Into this equation comes the office furniture company or dealership which undoubtedly has a role to play in providing space planning services for its own furniture systems, whether that is via a design consultancy or dealing direct with the client. But it is the direct client relationship which has grown in recent years, not just because of the increase in client expertise, but also due to the advancement in computer software packages which serve to make the planning of space that much easier.
In this scenario it is the furniture which is selected first and the office which is planned around it. The client will choose half a dozen potential systems, often on a personal preference basis, and then provide each furniture company with a list of staff and their tasks. The result will be a number of different space-planning solutions all provided free of charge, the incentive to the furniture company being sales of workstations. There is little or no consultancy role and no design involvement.
And with the recent increase of activity in the commercial office market it would appear that furniture companies are providing more and more free of charge in the hope of winning the furniture contract.
Mike Swalwell, chief executive of Paragon Business Furniture speaks for many when he says it is “all part of the cost of doing business” in this competitive market.
Others disagree. Kevin Higgins, Survey and Design manager at Flexiform Business Furniture has an in-house design team which is split between furniture and planning, storage and survey. “A lot of the time we are within one to three of getting the job before we reach planning stage” he says, but he nevertheless feels “it is rather stupid to ask companies to duplicate the work to get to the quoting stage… it is a waste of money and resources”. However, he continues, “if you go for the multi-million pound jobs, you have to risk it… and there aren’t many jobs that we don’t get”.
There are also other services coming on to the market such as the new space planning software package recently launched by Paragon. Aimed at small to medium companies, this tool allows clients to design, configure and cost a layout on their own PC – while Paragon sales staff are employed more lucratively on larger contracts. Accompanying this is an A4 book with typical layouts for different types and sizes of department, plus pictures and specifications of the furniture available. It’s a clever idea, but one that is a million miles away from the MCM philosophy that “space planning is part of the design process” and Scrivener’s argument that “desk layout should be related to the fabric of the building. It shouldn’t take over.”
The facilities manager would seem to agree. “In a working environment, furniture is just one element of supporting an activity” says Steve Burton, head of workplace consultancy at management consultancy CBX. “Sure, the furniture company knows its systems very well, but that has to be balanced against the right solution to create the right environment. We work on behalf of a lot of large corporations managing their space over a period of time, and unlike the furniture manufacturers, we see the whole lifecycle of the furniture.”

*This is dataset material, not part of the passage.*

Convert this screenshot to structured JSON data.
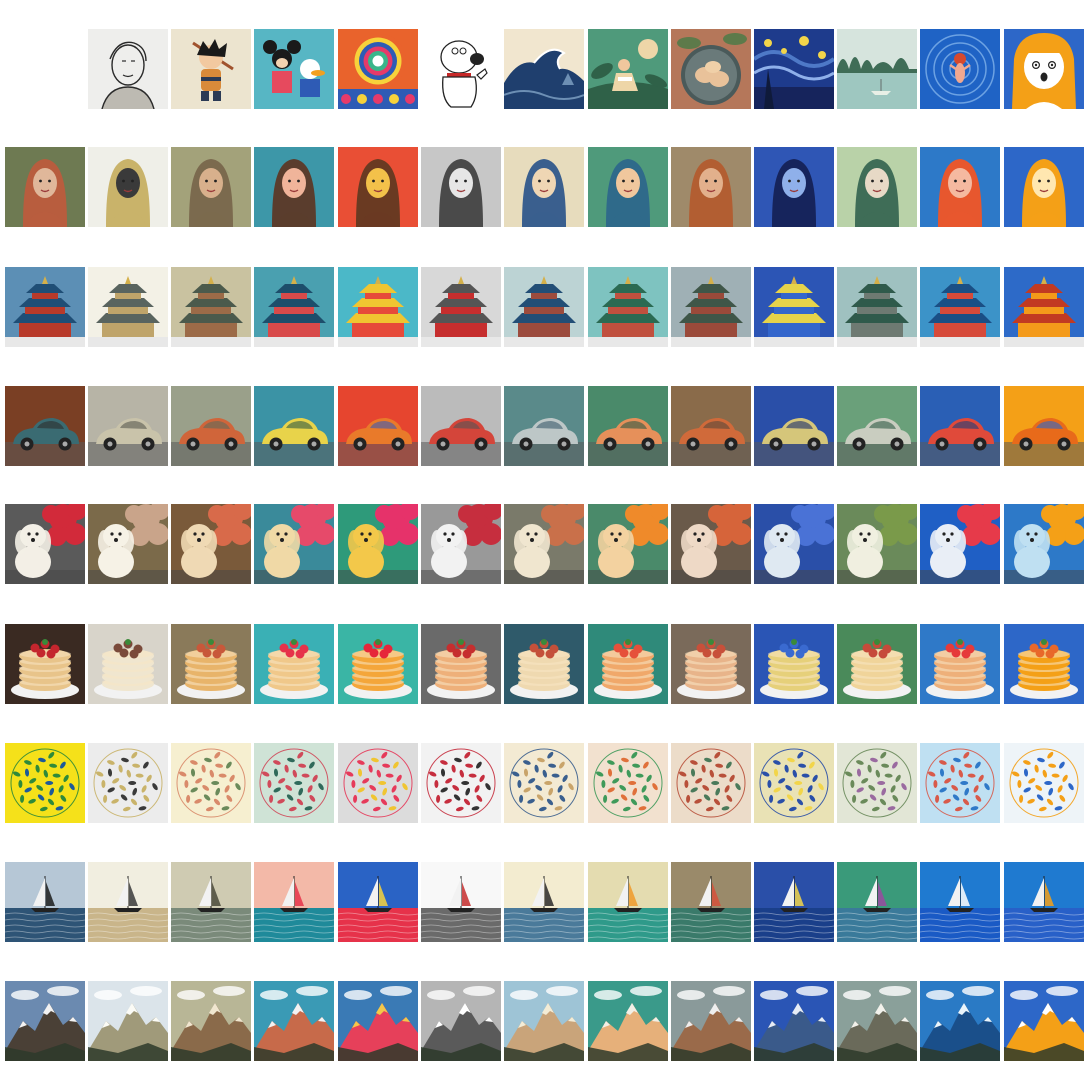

And the client view on office planning? Ken Beedle, Head of External Affairs at Halliburton Brown & Root believes that you need expert advice. “We relocated from 10-12 offices in Wimbledon into a new headquarters building in Leatherhead, and in doing so we made the decision to move away from the traditional cellular office space to an open-plan environment. There came a point when we realised how important it was to get that open-plan designed correctly. DEGW looked at the use of space and did a full analysis so that we could decide who would be located where, and what functions would best sit next to each other. The result made us aware that a lot of senior managers do a lot of travelling and that a high proportion of staff are out of the office at any one time. So we’ve introduced touch-down desks and shared desks within the office environment.”
“It’s all about getting the best out of the open-plan space” says Beedle, and he adds that in this case “it also helped us with the car parking requirements”.